You know, dancing around like a little kid not worried about what you look like, making funny faces, singing with gusto, laughing too loud, and generally expressing your joy and sharing it with other people - as a part of your spiritual quest.
Spirituality, for me, isn't just about my personal experience, it's also about my connection with other people and even, on occasion, with animals. And the times when I feel most connected with other people tend to be moments when I'm sharing a deep belly laugh with someone, celebrating on a dance floor, or singing with a large group of people. Those are the moments when my soul is filled up to the brim, and I am spilling over with love.
Surely these moments are sacred?
I was in a fairly serious place all winter, and then as the buds began to open on the trees, silliness began to blossom in me again. I started to have fun for no other reason than it felt great.

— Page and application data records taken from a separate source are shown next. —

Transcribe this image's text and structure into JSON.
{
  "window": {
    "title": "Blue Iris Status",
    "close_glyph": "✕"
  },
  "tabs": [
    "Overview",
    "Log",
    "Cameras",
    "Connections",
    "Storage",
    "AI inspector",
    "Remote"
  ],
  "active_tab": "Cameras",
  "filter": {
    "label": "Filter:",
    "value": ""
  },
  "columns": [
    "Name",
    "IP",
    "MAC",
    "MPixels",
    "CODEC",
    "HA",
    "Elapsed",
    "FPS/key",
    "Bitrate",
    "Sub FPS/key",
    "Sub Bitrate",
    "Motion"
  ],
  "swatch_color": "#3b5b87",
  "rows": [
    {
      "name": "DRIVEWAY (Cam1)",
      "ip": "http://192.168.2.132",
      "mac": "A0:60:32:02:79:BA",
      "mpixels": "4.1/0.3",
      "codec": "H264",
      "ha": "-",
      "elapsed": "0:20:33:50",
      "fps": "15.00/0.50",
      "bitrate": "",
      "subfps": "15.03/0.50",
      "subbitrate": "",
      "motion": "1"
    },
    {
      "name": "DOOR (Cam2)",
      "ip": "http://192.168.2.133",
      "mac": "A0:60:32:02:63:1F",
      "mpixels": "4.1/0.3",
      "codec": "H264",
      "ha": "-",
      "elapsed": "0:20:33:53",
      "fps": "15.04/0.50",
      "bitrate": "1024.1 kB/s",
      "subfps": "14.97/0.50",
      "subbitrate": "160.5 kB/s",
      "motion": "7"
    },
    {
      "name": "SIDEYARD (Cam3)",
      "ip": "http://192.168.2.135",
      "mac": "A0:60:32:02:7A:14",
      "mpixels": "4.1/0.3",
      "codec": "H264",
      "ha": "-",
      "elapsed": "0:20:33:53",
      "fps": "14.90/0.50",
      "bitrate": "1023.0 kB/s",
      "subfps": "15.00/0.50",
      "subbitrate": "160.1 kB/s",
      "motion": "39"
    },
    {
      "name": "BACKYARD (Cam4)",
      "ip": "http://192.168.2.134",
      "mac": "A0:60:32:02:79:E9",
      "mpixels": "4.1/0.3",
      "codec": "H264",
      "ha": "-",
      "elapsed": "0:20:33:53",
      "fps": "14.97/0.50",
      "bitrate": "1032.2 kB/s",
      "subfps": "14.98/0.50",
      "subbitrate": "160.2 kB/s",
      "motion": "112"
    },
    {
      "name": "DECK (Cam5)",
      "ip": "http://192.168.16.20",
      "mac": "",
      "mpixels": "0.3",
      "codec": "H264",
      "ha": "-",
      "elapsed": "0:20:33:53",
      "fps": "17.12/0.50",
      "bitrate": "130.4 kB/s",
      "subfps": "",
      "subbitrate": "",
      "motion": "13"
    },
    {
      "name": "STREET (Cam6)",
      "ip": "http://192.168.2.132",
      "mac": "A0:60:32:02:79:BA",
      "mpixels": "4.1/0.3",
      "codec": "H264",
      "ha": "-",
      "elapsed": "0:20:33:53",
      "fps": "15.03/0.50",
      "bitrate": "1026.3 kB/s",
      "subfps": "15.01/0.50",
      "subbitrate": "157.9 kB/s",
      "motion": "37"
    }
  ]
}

And I also started to feel guilty. I was feeling guilty so much that I actually had to stop having fun to sit down and quietly contemplate what the hell was going on.
Conclusion: I am an adult, but I still like to act silly and have fun. I don't have to ask anyone's permission to do so. If the pesky voice inside my head starts to berate me for what I should or shouldn't be doing, I have every right to tell that voice to shut up. Because no one has the right to tell me that I shouldn't live a BIG, joyful life - not even the critical voice in my head. Especially not the voice in my head!

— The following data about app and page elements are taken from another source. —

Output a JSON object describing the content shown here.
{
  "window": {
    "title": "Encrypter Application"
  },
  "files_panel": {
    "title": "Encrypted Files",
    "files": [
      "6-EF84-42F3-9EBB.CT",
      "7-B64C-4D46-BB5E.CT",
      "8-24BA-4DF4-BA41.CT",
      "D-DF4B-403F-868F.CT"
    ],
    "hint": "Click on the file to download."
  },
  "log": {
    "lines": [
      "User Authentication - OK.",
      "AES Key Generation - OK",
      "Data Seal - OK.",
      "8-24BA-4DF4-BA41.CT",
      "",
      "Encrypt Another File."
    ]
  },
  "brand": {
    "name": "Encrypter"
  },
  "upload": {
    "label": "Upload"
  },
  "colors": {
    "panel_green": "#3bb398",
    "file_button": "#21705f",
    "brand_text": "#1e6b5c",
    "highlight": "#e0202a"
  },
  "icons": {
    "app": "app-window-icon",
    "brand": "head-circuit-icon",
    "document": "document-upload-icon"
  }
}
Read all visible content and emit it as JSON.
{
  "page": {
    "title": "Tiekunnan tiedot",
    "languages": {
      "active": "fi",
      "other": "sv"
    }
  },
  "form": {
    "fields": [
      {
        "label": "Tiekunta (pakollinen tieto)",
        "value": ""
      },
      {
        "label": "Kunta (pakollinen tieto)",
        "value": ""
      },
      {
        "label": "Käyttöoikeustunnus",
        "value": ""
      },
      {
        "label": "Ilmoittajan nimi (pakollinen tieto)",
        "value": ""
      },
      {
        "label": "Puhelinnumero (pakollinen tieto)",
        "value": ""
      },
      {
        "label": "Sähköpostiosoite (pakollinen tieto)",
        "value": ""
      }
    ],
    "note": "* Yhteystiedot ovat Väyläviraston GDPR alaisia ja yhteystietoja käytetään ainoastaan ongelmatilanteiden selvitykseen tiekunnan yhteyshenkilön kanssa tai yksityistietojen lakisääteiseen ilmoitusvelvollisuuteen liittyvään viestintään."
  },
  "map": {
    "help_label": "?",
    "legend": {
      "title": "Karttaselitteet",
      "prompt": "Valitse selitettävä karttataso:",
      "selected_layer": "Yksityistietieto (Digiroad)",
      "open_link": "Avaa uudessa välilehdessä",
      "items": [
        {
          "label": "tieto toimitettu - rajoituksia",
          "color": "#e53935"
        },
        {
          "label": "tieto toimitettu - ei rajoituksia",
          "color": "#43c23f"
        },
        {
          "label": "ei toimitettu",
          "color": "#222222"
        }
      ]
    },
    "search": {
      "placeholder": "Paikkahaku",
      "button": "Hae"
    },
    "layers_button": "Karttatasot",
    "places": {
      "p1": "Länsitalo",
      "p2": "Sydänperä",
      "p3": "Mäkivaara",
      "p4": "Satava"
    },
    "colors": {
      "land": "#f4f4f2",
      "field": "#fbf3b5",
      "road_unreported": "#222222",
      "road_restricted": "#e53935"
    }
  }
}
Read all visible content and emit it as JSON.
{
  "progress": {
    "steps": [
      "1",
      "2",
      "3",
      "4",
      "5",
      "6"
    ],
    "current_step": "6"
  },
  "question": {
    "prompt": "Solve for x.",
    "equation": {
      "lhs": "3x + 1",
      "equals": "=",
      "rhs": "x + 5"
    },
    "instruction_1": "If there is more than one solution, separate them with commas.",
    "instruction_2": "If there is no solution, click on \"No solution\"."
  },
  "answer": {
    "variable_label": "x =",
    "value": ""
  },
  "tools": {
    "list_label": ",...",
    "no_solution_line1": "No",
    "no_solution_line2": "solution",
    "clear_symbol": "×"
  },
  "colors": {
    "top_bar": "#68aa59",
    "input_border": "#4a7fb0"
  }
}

Here's something else - when I've had a silly time, and I'm feeling all buzzy and sparkly with life, I'm more present and experience things that would otherwise escape my notice. The silly moments actually deepen the more 'traditional' sacred practices that are part of my life.

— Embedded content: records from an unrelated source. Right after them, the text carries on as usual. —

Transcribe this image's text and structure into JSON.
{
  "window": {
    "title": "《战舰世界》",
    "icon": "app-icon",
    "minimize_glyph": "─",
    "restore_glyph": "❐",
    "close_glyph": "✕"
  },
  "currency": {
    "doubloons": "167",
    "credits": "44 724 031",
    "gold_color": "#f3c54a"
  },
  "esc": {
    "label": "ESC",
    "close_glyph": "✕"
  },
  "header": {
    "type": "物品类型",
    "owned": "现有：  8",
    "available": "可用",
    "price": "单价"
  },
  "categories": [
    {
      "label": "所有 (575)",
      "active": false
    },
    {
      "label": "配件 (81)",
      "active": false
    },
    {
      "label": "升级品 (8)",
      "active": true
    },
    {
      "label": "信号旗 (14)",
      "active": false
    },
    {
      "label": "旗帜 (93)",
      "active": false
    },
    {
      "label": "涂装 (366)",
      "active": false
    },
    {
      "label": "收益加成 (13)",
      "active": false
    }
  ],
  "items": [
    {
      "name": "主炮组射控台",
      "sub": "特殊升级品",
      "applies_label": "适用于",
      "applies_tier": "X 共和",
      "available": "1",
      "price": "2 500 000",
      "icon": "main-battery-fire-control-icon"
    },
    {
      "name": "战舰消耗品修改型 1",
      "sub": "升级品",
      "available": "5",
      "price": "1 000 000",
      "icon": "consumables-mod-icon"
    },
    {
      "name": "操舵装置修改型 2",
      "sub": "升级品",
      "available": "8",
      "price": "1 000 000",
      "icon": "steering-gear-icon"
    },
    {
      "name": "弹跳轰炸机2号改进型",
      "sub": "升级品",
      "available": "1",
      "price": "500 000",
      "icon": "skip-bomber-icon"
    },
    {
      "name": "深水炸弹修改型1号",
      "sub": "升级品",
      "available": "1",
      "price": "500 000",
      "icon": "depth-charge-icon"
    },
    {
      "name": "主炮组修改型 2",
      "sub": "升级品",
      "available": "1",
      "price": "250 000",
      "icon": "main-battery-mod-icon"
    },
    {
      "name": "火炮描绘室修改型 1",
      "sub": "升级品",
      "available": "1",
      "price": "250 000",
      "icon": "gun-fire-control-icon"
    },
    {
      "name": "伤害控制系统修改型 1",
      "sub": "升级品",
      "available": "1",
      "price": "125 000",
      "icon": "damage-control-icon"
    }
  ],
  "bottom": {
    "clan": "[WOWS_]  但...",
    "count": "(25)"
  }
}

So I'm off to hula-hoop, or skip, or laugh hysterically at the fish-slapping dance - it's silly, it can be sacred, and it's all good fun.